● **Your instructions**
Bring together every line in the data that includes "this".

[Source records]
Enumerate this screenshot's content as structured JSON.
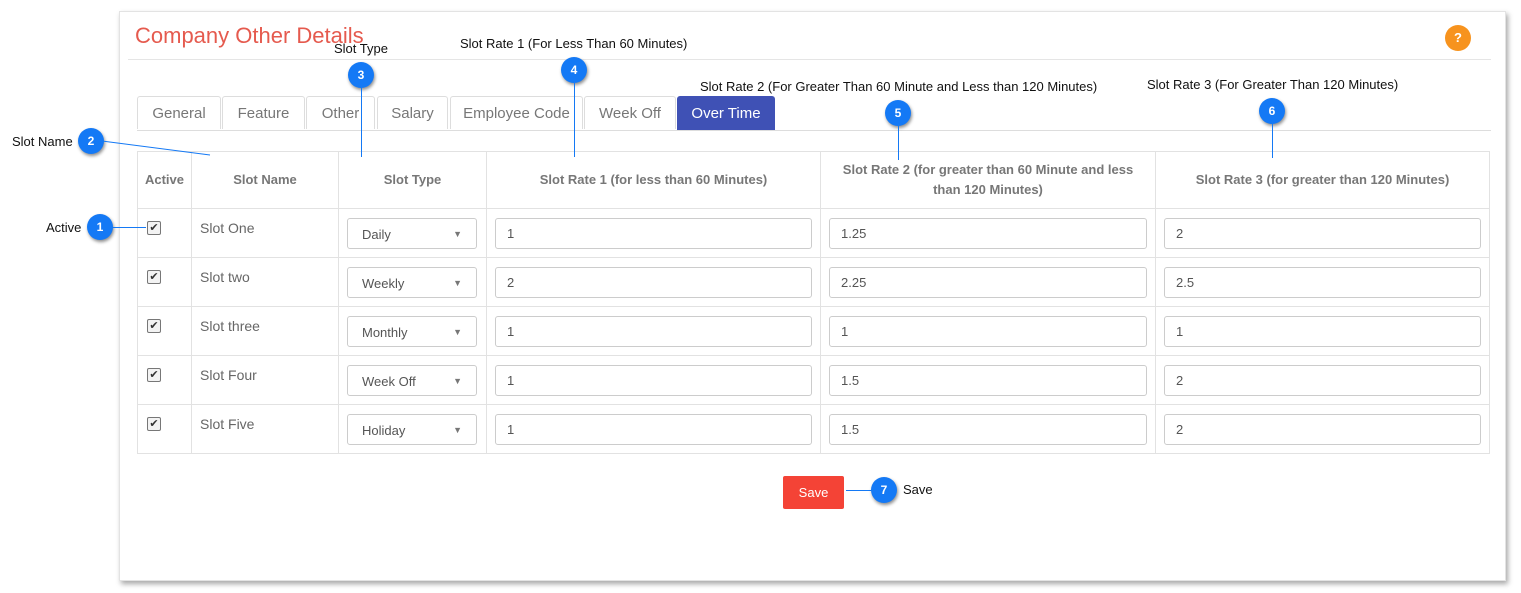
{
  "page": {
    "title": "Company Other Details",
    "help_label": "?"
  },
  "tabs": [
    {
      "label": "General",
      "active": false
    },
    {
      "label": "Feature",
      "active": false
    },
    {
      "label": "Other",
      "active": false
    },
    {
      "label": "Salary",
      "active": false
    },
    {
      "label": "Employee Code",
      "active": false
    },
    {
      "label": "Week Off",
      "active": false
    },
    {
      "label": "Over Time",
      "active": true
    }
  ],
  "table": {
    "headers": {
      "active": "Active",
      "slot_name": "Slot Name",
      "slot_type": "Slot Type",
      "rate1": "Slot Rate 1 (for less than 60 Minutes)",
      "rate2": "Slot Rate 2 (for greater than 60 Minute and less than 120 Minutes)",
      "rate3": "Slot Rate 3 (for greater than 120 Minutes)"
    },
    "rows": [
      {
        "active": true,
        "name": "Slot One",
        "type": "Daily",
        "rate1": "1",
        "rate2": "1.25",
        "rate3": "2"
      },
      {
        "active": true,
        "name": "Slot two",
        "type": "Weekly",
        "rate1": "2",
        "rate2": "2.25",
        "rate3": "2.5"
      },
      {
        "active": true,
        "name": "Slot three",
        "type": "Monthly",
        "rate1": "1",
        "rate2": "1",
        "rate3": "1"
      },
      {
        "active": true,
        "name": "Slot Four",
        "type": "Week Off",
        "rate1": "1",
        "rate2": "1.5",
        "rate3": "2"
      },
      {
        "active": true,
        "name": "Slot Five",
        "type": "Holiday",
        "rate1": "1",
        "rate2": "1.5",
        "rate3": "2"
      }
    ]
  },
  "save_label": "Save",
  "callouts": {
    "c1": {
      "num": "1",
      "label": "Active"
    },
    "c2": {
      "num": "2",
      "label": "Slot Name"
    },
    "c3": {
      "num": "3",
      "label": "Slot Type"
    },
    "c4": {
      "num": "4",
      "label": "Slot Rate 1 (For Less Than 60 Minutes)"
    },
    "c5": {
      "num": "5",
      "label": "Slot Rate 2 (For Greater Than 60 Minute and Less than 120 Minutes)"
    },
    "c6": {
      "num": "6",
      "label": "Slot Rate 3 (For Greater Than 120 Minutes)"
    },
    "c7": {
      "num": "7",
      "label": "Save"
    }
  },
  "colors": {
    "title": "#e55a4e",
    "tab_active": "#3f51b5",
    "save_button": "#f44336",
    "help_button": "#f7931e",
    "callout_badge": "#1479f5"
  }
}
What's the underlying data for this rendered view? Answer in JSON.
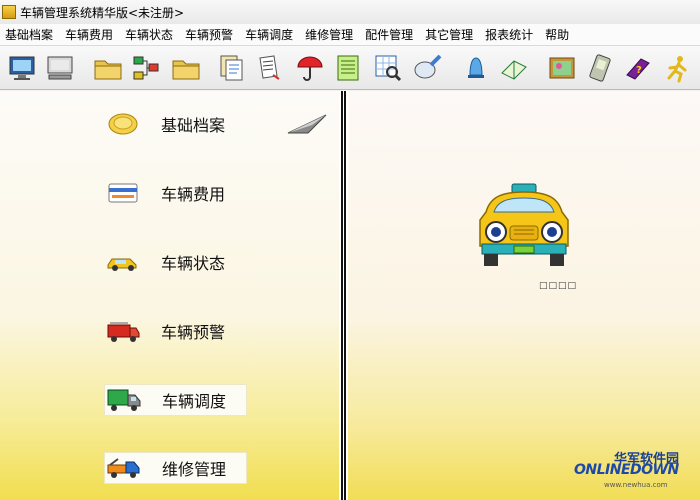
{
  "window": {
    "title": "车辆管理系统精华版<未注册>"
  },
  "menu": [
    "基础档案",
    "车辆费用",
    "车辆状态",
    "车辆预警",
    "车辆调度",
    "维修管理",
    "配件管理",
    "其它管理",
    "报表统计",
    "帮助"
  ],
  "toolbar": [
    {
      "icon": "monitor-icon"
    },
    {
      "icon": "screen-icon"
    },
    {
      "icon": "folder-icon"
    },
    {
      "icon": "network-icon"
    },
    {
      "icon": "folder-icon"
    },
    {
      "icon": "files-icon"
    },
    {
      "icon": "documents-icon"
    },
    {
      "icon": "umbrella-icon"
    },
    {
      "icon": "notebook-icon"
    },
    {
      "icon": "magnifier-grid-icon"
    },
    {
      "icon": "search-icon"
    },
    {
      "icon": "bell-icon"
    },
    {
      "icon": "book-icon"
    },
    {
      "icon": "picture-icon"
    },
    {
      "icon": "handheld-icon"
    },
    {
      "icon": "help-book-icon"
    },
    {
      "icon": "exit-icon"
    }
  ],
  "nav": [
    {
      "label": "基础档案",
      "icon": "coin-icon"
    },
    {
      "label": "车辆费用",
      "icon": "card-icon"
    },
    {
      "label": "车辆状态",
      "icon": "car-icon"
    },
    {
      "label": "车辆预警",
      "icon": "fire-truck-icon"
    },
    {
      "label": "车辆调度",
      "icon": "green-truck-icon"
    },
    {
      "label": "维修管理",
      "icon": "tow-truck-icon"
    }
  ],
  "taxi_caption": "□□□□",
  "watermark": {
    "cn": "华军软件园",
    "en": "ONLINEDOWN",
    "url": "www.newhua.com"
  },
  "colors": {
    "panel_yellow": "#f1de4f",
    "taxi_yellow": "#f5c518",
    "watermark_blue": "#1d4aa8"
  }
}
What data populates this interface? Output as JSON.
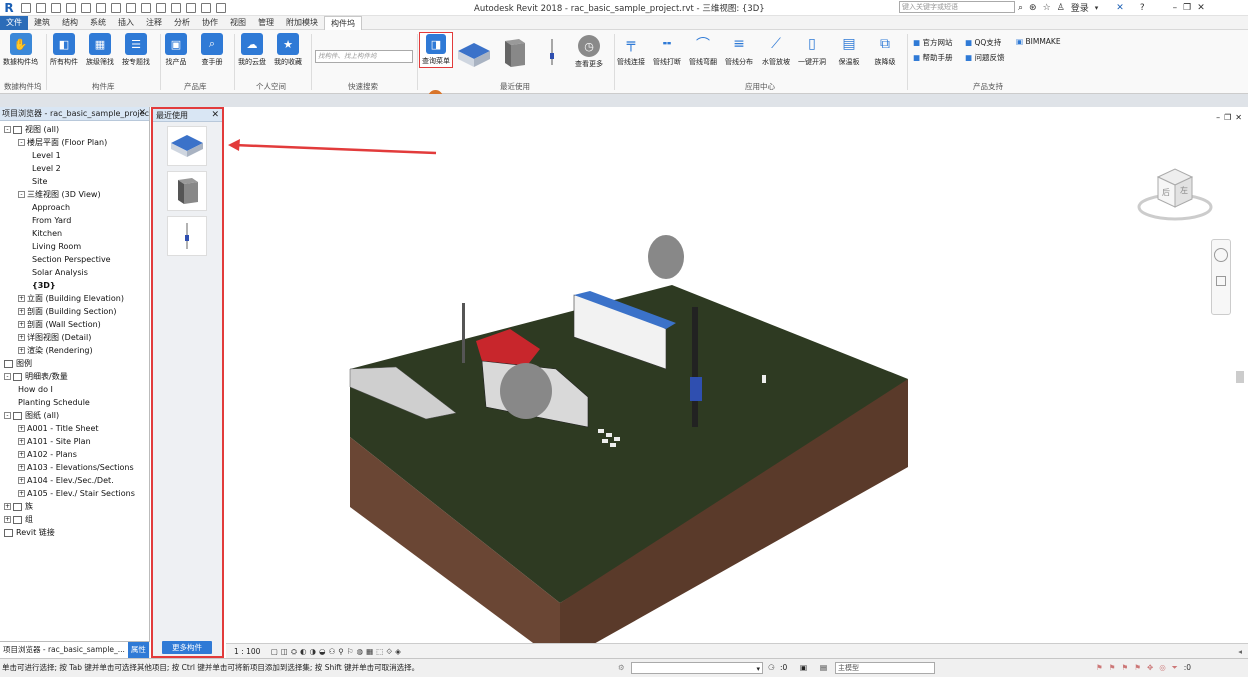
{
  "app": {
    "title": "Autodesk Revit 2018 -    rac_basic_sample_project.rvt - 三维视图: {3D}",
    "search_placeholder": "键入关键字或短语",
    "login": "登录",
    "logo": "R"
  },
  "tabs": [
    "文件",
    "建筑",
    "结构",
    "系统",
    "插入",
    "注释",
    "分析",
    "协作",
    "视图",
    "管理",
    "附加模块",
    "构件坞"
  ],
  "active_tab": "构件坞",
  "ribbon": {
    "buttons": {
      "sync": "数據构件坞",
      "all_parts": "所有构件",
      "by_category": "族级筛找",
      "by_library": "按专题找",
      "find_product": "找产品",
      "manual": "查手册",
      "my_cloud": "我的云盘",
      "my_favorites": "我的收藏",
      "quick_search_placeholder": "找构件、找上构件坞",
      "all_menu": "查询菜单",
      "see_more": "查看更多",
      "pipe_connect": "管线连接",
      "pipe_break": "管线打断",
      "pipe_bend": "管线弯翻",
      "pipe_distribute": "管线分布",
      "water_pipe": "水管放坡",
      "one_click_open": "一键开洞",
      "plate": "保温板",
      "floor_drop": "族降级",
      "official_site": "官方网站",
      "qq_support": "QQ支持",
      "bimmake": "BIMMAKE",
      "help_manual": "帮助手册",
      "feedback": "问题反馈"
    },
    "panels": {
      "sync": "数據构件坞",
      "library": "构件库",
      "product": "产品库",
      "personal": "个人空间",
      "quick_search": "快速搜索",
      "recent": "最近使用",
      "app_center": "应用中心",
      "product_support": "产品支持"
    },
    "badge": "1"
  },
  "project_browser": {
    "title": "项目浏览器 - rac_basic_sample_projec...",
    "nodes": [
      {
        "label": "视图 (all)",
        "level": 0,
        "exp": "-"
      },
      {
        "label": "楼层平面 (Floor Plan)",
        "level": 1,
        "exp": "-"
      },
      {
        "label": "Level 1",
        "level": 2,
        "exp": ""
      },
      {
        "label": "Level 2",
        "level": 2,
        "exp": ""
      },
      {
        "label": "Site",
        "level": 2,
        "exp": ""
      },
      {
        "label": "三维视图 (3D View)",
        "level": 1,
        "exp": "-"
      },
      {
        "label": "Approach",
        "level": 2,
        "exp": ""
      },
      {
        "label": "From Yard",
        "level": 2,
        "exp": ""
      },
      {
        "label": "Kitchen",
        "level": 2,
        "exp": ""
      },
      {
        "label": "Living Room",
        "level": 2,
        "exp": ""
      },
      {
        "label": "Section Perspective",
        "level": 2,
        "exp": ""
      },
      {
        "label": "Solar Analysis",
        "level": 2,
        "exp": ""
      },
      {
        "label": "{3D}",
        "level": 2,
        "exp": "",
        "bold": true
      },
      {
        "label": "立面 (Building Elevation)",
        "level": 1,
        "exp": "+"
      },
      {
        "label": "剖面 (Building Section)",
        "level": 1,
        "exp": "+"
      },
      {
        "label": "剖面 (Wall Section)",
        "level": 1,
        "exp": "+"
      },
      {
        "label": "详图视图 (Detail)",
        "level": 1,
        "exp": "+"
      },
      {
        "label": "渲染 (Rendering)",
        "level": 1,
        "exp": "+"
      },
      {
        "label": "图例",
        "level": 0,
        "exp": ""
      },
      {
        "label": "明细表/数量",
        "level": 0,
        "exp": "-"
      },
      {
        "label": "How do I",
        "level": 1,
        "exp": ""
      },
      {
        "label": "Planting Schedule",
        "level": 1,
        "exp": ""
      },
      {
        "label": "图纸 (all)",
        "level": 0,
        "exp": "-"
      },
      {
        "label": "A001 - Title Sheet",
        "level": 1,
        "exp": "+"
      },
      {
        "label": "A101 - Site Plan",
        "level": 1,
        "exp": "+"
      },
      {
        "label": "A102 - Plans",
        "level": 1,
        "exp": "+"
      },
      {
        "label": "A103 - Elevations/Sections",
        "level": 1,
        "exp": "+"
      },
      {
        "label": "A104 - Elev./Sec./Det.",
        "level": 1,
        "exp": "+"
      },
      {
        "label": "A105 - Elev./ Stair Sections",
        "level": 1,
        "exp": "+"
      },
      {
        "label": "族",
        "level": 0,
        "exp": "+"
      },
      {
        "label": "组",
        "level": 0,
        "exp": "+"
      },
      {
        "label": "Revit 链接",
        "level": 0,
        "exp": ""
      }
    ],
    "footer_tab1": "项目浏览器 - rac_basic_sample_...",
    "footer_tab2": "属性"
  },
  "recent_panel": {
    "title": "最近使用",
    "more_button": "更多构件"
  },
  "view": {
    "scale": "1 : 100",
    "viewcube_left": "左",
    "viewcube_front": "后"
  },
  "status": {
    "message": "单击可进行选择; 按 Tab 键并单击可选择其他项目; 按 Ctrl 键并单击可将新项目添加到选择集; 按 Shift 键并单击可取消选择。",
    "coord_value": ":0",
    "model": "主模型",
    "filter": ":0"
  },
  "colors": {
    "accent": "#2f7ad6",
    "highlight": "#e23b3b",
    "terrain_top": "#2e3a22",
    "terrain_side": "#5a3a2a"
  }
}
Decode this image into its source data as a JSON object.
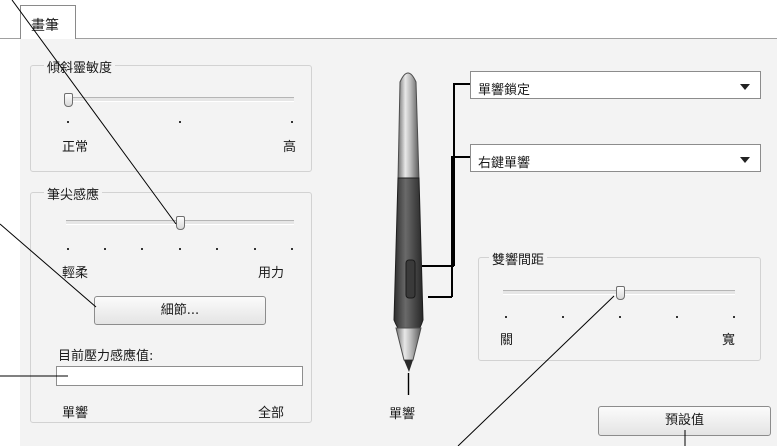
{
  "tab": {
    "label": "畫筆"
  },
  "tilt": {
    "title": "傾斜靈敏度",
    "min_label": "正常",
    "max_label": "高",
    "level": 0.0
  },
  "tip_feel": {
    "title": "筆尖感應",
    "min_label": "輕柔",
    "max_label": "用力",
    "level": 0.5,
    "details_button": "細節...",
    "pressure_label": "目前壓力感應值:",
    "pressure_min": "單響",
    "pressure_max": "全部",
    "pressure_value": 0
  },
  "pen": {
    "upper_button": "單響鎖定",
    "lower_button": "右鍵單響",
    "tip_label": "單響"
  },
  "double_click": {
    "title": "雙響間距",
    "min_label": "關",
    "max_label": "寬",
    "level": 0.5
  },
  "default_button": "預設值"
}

● **Task solution**
Enumerate this screenshot's content as structured JSON.
What's the underlying data for this rendered view? Answer in JSON.
What data populates this interface? Output as JSON.
Decode this image into its source data as a JSON object.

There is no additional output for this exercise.